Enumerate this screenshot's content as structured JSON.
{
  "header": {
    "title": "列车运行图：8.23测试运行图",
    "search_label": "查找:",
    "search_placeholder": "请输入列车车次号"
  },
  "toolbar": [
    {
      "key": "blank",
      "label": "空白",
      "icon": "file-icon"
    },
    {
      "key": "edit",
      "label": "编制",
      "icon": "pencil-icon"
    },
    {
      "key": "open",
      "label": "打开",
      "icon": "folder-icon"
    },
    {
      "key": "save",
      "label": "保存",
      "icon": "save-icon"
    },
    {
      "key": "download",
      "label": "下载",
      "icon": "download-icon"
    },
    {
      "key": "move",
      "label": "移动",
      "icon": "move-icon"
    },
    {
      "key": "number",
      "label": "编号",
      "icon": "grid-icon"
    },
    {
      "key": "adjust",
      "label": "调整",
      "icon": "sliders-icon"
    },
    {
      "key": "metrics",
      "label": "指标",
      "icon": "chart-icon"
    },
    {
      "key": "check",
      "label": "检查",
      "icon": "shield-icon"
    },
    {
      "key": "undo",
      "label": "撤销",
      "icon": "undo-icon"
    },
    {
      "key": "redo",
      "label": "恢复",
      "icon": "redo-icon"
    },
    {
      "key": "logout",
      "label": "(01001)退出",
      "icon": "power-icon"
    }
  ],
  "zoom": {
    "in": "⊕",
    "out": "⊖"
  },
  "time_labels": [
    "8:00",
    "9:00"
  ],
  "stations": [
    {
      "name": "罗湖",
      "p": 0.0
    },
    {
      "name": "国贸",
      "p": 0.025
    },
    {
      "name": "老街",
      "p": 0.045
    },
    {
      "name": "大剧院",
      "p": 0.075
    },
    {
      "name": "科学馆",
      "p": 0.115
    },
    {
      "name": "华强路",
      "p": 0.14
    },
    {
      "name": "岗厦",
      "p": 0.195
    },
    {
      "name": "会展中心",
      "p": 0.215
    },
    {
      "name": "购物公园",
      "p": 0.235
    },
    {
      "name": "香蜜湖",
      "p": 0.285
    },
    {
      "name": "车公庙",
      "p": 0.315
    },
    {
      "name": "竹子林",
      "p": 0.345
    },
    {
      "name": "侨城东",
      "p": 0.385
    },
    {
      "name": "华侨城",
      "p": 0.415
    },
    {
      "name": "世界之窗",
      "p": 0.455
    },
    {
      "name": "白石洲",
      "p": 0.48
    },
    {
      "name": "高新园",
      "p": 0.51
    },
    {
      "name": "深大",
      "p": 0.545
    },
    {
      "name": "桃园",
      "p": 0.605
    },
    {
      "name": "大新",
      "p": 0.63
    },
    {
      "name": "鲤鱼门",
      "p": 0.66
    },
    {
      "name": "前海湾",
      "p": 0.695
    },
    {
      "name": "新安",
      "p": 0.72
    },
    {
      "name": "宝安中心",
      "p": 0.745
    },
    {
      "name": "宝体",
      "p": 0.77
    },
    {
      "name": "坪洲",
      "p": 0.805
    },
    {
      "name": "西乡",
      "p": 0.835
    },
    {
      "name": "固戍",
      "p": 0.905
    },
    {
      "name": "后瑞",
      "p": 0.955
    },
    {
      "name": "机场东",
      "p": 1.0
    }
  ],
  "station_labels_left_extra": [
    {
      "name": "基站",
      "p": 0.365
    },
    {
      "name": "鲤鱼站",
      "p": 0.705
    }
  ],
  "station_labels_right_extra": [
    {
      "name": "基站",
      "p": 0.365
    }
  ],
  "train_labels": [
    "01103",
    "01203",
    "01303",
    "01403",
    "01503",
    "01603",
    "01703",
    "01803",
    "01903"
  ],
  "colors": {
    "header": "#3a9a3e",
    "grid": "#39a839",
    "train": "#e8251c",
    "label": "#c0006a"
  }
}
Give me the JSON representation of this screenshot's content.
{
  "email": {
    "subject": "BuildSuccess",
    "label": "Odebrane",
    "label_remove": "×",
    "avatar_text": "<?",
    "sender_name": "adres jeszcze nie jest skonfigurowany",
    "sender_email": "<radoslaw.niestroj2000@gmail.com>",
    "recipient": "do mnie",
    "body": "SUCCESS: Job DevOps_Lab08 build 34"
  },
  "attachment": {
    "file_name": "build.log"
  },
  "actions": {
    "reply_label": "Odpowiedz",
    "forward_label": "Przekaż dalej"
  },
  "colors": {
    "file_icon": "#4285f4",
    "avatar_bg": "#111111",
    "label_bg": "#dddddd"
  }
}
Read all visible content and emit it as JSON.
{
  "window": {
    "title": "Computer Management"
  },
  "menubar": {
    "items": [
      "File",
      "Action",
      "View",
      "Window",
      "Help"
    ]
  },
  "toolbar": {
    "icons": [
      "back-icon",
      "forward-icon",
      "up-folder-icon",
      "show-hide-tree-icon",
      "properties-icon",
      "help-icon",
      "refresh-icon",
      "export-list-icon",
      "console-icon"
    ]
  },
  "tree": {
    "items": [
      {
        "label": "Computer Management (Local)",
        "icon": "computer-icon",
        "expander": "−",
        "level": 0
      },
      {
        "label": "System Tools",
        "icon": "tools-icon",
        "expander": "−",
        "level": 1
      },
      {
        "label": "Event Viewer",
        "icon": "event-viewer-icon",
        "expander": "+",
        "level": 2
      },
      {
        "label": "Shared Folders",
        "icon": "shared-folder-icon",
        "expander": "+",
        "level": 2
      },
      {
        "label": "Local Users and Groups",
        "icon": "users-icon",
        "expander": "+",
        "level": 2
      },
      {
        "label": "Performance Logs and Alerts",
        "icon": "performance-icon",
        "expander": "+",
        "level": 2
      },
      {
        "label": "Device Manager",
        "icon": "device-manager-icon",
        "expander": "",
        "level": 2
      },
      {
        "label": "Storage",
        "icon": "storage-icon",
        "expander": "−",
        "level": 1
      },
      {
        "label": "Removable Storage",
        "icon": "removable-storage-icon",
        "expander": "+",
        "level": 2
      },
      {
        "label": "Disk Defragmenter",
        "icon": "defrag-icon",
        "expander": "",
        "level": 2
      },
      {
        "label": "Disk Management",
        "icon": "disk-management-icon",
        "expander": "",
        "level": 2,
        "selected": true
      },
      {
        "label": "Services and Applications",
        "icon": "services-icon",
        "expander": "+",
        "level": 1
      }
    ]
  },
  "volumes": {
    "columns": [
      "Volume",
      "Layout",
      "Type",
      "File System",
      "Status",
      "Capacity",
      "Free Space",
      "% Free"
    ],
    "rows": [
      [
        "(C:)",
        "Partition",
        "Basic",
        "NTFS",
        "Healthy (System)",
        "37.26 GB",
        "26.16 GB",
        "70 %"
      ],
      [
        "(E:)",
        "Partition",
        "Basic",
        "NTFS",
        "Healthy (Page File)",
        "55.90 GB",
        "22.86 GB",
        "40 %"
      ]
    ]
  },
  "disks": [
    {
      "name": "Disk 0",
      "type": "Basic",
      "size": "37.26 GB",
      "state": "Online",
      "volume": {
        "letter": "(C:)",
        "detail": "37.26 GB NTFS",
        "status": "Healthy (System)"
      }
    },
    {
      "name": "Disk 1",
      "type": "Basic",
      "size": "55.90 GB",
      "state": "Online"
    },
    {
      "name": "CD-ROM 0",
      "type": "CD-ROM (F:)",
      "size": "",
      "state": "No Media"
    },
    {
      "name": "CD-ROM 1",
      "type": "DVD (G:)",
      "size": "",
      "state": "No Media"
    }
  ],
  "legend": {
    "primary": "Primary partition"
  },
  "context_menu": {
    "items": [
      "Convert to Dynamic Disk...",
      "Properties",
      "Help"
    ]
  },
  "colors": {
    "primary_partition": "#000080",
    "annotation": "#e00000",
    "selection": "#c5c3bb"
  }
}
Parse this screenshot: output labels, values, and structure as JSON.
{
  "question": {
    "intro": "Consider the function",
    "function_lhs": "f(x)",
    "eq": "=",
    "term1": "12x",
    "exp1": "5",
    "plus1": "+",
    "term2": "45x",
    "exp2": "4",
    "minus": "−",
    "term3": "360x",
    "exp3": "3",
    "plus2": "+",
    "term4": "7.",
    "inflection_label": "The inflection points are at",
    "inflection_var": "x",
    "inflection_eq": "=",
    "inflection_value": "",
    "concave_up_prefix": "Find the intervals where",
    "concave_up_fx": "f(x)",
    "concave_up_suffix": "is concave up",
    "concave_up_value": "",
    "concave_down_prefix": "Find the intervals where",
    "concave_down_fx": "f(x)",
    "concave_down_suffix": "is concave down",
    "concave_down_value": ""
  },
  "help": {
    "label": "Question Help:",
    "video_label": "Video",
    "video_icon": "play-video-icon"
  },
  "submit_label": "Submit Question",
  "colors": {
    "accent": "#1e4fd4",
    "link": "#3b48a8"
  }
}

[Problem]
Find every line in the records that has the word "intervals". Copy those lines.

[Expected answer]
    "concave_up_prefix": "Find the intervals where",
    "concave_down_prefix": "Find the intervals where",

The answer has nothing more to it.